(Excerpts from an interface dataset)

• • • • •

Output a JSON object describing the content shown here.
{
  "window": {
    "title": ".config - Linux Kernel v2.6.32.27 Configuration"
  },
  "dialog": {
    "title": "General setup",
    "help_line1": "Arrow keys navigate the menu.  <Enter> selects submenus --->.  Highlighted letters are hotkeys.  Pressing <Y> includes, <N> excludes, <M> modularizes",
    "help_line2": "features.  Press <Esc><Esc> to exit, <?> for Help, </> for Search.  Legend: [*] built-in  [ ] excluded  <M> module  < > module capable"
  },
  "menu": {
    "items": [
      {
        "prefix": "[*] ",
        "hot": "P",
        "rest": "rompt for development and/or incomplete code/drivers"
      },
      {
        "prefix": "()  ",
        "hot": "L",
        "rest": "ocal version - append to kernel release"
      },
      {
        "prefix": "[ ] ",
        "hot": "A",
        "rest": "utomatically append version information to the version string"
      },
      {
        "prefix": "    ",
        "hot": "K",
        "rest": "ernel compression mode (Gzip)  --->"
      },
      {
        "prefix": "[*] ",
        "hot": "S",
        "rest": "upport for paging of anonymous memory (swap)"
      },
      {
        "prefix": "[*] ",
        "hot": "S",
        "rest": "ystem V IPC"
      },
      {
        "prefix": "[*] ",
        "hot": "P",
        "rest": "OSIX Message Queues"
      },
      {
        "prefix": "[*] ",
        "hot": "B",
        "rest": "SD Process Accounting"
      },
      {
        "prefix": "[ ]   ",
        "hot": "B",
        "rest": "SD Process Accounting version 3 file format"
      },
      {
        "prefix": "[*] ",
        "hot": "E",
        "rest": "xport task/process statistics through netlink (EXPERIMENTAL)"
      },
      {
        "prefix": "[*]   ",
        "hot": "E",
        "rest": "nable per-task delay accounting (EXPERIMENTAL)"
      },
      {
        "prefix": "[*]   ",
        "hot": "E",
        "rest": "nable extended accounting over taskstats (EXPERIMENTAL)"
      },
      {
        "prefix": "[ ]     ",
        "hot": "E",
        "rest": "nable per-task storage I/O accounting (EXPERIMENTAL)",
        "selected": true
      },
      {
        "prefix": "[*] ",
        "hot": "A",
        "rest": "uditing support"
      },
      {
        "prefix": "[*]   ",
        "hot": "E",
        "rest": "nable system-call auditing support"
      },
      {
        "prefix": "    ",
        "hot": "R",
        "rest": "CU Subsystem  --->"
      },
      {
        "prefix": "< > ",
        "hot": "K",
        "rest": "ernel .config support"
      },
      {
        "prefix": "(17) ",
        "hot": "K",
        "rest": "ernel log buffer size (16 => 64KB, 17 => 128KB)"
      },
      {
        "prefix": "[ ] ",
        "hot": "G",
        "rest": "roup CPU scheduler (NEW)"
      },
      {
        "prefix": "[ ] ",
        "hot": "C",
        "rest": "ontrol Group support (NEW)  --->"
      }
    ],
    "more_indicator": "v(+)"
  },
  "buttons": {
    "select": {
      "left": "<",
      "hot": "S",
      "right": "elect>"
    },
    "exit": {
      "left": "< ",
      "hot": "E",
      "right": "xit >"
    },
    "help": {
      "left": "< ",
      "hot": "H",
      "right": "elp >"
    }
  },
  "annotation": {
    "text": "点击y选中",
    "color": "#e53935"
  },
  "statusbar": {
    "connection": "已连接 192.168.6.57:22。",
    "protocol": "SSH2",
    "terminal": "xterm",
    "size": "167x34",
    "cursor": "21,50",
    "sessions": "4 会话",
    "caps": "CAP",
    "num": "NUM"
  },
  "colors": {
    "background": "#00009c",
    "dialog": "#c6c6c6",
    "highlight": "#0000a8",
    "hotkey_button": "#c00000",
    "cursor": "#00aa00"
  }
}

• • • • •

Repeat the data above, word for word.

Output a JSON object describing the content shown here.
{
  "window": {
    "title": ".config - Linux Kernel v2.6.32.27 Configuration"
  },
  "dialog": {
    "title": "General setup",
    "help_line1": "Arrow keys navigate the menu.  <Enter> selects submenus --->.  Highlighted letters are hotkeys.  Pressing <Y> includes, <N> excludes, <M> modularizes",
    "help_line2": "features.  Press <Esc><Esc> to exit, <?> for Help, </> for Search.  Legend: [*] built-in  [ ] excluded  <M> module  < > module capable"
  },
  "menu": {
    "items": [
      {
        "prefix": "[*] ",
        "hot": "P",
        "rest": "rompt for development and/or incomplete code/drivers"
      },
      {
        "prefix": "()  ",
        "hot": "L",
        "rest": "ocal version - append to kernel release"
      },
      {
        "prefix": "[ ] ",
        "hot": "A",
        "rest": "utomatically append version information to the version string"
      },
      {
        "prefix": "    ",
        "hot": "K",
        "rest": "ernel compression mode (Gzip)  --->"
      },
      {
        "prefix": "[*] ",
        "hot": "S",
        "rest": "upport for paging of anonymous memory (swap)"
      },
      {
        "prefix": "[*] ",
        "hot": "S",
        "rest": "ystem V IPC"
      },
      {
        "prefix": "[*] ",
        "hot": "P",
        "rest": "OSIX Message Queues"
      },
      {
        "prefix": "[*] ",
        "hot": "B",
        "rest": "SD Process Accounting"
      },
      {
        "prefix": "[ ]   ",
        "hot": "B",
        "rest": "SD Process Accounting version 3 file format"
      },
      {
        "prefix": "[*] ",
        "hot": "E",
        "rest": "xport task/process statistics through netlink (EXPERIMENTAL)"
      },
      {
        "prefix": "[*]   ",
        "hot": "E",
        "rest": "nable per-task delay accounting (EXPERIMENTAL)"
      },
      {
        "prefix": "[*]   ",
        "hot": "E",
        "rest": "nable extended accounting over taskstats (EXPERIMENTAL)"
      },
      {
        "prefix": "[ ]     ",
        "hot": "E",
        "rest": "nable per-task storage I/O accounting (EXPERIMENTAL)",
        "selected": true
      },
      {
        "prefix": "[*] ",
        "hot": "A",
        "rest": "uditing support"
      },
      {
        "prefix": "[*]   ",
        "hot": "E",
        "rest": "nable system-call auditing support"
      },
      {
        "prefix": "    ",
        "hot": "R",
        "rest": "CU Subsystem  --->"
      },
      {
        "prefix": "< > ",
        "hot": "K",
        "rest": "ernel .config support"
      },
      {
        "prefix": "(17) ",
        "hot": "K",
        "rest": "ernel log buffer size (16 => 64KB, 17 => 128KB)"
      },
      {
        "prefix": "[ ] ",
        "hot": "G",
        "rest": "roup CPU scheduler (NEW)"
      },
      {
        "prefix": "[ ] ",
        "hot": "C",
        "rest": "ontrol Group support (NEW)  --->"
      }
    ],
    "more_indicator": "v(+)"
  },
  "buttons": {
    "select": {
      "left": "<",
      "hot": "S",
      "right": "elect>"
    },
    "exit": {
      "left": "< ",
      "hot": "E",
      "right": "xit >"
    },
    "help": {
      "left": "< ",
      "hot": "H",
      "right": "elp >"
    }
  },
  "annotation": {
    "text": "点击y选中",
    "color": "#e53935"
  },
  "statusbar": {
    "connection": "已连接 192.168.6.57:22。",
    "protocol": "SSH2",
    "terminal": "xterm",
    "size": "167x34",
    "cursor": "21,50",
    "sessions": "4 会话",
    "caps": "CAP",
    "num": "NUM"
  },
  "colors": {
    "background": "#00009c",
    "dialog": "#c6c6c6",
    "highlight": "#0000a8",
    "hotkey_button": "#c00000",
    "cursor": "#00aa00"
  }
}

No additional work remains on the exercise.